Reviewed by Mysti Parker
Having been somewhat unsatisfied with the creep factor in the November review book, I decided to try again for the January edition. In my hopeful search, I came across The Winter People by Jennifer McMahon. The title—quite fitting for this time of year in the Northern Hemisphere—sealed the deal. And to my delight, once I ventured into its pages, it provided the creep I wanted.
The Winter People is told from alternating timeframes between 1908 and the present day in rural West Hall, Vermont. Most of the events occur during snowy, desolate winters, under the shadow of an ominous rock formation known as The Devil’s Hand. Rather than being simple backdrops, both the setting and weather were as vivid and mysterious as the characters.
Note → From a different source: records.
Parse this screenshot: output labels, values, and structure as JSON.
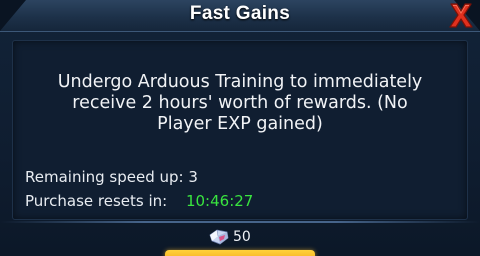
{
  "dialog": {
    "title": "Fast Gains",
    "close_icon": "close-x-icon",
    "close_color": "#e0301e"
  },
  "content": {
    "description": "Undergo Arduous Training to immediately receive 2 hours' worth of rewards. (No Player EXP gained)",
    "remaining_label": "Remaining speed up:",
    "remaining_value": "3",
    "resets_label": "Purchase resets in:",
    "resets_timer": "10:46:27",
    "timer_color": "#39e43f"
  },
  "cost": {
    "icon": "gem-icon",
    "value": "50"
  },
  "confirm_button": {
    "color": "#f3a41a"
  }
}
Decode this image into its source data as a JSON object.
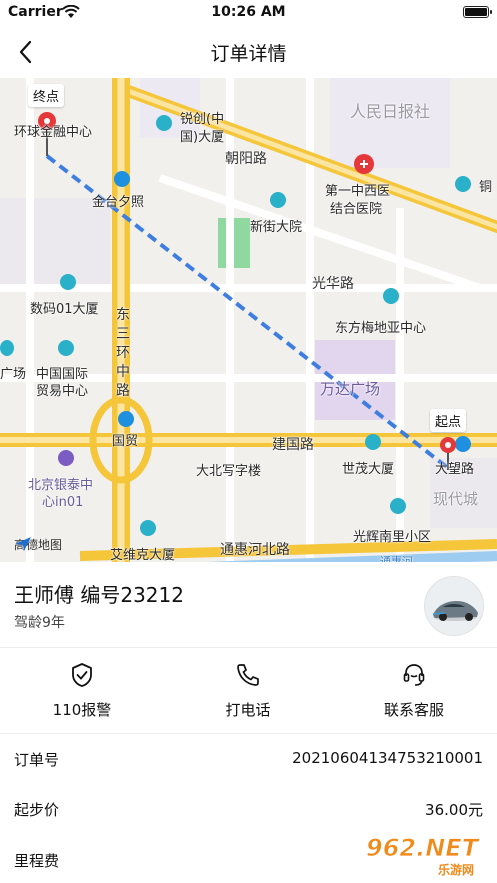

This isn’t an easy thing to do, but Ms. McMahon did it well, turning this novel into a truly immersive read.
The book opens with the first entry from “Sara Harrison-Shea’s Secret Diary: Visitors from The Other Side”, and the first line immediately draws the reader in: The first time I saw a sleeper, I was nine years old. Over the years, diary has fueled a number of local legends about ghosts, aliens, portals, and resurrected dead called “sleepers”. We learn these legends aren’t all hogwash as we read of Sara’s life in 1908 through the diary entries and other flashbacks throughout the book.
As Sara’s story unfolds, we learn that she was raised by a widower father and a mysterious Native American woman they called “Auntie”. Auntie taught her useful things such as hunting, herbal remedies, and one very dark secret. As an adult, Sara’s life is one tragedy after another, with stillborn babies, a little girl (Gertie) who dies young, and a farm that won’t grow anything. Because of her grief, Sara makes some desperate choices, which leads to her gruesome demise and affects generations to come.
In modern times, we are introduced to nineteen-year-old Ruthie, who lives with her mom and little sister in Sara’s old farmhouse. Ruthie’s mom suddenly goes missing, and the girls are determined to find out what happened to her. We also follow the story of Katherine, who moves to West Hall to find clues about why her husband visited that town shortly before he died in a car wreck.
Through the alternating viewpoints of this cast of characters, we discover how their stories are all connected to the secrets in Sara’s diary. Motives are questioned, dark mysteries lurk around every corner, and we can’t help but keep turning the pages to find out exactly what happened to Sara and if the modern-day characters will come out of this story alive.
The Winter People is truly a page turner, but only became so after a few chapters in. It took a little while to get the characters and pattern of time switches straight, but once it clicked, I couldn’t wait to finish the book. The climax itself, though not entirely predictable, could have used stronger twists to make things even more surprising. One character’s motivations toward the end seemed inconsistent with their earlier portrayal, which further dampened the impact of the climax.
Beyond those forgivable flaws, The Winter People was a truly enjoyable read with shiver-inducing spook reminiscent of Stephen King’s Pet Sematary. The writing is straightforward and well-paced, with vivid action and strong character voice. Due to some moderately graphic scenes, I’d recommend this book for teens and beyond. You’ll need a warm blanket and a warm drink to ward off the chill as you read. You may also want to leave a light on.
The Winter People, by Jennifer McMahon
Publisher: Anchor, 2015
Mysti Parker is a full time wife, mother of three, and a writer. Her first novel, A Ranger’s Tale was published in January, 2011 by Melange Books, and the second in the fantasy romance series, Serenya’s Song, was published in April 2012. She is also the proud writer of Unwritten, a blog recently voted #3 for eCollegeFinder’s Top Writing Blogs award.